Collection entries:
BEGIN
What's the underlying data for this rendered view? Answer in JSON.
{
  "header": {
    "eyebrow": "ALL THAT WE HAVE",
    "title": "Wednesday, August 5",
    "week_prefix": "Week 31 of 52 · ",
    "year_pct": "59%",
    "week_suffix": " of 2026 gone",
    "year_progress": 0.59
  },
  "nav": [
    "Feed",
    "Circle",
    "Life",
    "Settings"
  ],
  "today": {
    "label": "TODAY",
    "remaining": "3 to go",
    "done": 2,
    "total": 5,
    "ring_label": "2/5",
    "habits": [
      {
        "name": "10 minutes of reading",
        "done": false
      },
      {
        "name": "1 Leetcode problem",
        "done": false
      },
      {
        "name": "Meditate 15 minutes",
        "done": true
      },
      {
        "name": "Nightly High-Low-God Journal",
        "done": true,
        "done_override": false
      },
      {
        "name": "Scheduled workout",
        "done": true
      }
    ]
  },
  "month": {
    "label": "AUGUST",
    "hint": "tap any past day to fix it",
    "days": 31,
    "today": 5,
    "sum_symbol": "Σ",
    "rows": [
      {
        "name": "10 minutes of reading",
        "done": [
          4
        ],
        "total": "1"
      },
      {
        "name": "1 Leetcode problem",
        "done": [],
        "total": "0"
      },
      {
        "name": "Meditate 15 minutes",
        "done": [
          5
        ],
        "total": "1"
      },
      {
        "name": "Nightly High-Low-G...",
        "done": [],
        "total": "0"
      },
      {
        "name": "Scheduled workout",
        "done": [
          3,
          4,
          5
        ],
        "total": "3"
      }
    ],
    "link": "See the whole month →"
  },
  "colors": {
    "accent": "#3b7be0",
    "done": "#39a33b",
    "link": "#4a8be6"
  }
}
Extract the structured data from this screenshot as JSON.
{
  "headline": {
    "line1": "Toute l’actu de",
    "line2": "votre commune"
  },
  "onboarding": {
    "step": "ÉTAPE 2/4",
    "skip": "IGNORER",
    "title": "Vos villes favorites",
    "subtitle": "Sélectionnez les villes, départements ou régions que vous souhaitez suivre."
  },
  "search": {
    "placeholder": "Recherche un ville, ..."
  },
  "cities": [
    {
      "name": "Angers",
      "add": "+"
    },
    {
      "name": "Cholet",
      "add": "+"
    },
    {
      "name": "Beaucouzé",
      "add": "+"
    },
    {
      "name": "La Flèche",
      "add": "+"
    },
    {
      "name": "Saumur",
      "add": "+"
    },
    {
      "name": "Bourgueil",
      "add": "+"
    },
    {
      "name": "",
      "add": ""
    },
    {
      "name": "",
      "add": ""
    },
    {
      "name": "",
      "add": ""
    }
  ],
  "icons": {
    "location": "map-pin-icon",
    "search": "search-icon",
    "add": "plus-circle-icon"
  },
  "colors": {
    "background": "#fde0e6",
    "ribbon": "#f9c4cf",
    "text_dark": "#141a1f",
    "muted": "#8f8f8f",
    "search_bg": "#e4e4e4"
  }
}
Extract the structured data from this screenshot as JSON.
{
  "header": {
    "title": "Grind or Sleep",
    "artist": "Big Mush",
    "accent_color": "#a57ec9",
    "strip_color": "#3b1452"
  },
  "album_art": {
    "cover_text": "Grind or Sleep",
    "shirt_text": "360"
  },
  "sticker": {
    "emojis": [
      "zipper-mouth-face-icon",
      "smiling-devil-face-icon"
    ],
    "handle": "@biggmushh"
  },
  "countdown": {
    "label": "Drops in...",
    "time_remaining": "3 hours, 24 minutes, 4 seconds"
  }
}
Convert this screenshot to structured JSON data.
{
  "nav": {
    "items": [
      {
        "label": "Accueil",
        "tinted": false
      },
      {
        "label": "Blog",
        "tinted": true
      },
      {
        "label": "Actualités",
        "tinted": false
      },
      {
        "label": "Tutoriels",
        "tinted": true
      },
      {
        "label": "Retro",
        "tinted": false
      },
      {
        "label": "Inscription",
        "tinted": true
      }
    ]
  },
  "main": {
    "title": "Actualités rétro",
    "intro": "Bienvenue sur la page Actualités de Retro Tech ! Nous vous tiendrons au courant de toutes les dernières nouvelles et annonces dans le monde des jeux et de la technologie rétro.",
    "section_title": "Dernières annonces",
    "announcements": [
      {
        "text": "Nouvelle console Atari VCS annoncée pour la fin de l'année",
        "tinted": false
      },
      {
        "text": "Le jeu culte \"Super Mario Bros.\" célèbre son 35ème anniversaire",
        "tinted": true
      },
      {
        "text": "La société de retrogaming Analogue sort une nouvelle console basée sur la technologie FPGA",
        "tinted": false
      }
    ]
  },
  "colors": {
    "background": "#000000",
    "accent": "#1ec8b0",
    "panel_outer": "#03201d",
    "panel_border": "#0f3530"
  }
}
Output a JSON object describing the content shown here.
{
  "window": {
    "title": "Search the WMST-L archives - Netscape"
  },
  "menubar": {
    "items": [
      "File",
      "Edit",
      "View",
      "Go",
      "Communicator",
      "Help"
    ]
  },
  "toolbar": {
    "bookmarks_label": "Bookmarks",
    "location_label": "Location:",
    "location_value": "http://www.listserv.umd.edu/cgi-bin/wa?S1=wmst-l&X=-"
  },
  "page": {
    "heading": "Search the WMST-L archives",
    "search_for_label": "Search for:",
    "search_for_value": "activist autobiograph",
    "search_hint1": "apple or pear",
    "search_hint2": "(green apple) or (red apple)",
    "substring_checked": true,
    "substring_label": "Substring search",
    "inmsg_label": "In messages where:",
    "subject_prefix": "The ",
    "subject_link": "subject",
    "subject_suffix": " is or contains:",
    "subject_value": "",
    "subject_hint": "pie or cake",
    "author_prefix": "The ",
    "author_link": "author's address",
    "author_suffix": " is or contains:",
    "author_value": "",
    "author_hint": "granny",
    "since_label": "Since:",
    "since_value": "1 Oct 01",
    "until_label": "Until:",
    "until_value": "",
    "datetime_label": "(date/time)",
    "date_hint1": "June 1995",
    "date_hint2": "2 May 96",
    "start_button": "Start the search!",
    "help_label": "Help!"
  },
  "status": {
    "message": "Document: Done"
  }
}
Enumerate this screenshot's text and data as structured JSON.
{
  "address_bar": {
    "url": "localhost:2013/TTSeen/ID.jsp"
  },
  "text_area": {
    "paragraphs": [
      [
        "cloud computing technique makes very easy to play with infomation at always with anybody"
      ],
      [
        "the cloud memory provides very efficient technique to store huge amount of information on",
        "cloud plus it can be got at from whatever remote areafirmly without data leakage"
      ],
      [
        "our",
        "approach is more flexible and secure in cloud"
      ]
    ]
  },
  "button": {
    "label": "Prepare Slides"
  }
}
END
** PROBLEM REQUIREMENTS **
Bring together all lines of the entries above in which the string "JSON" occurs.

** SOLVED EXERCISE **
What's the underlying data for this rendered view? Answer in JSON.
Extract the structured data from this screenshot as JSON.
Extract the structured data from this screenshot as JSON.
Convert this screenshot to structured JSON data.
Output a JSON object describing the content shown here.
Enumerate this screenshot's text and data as structured JSON.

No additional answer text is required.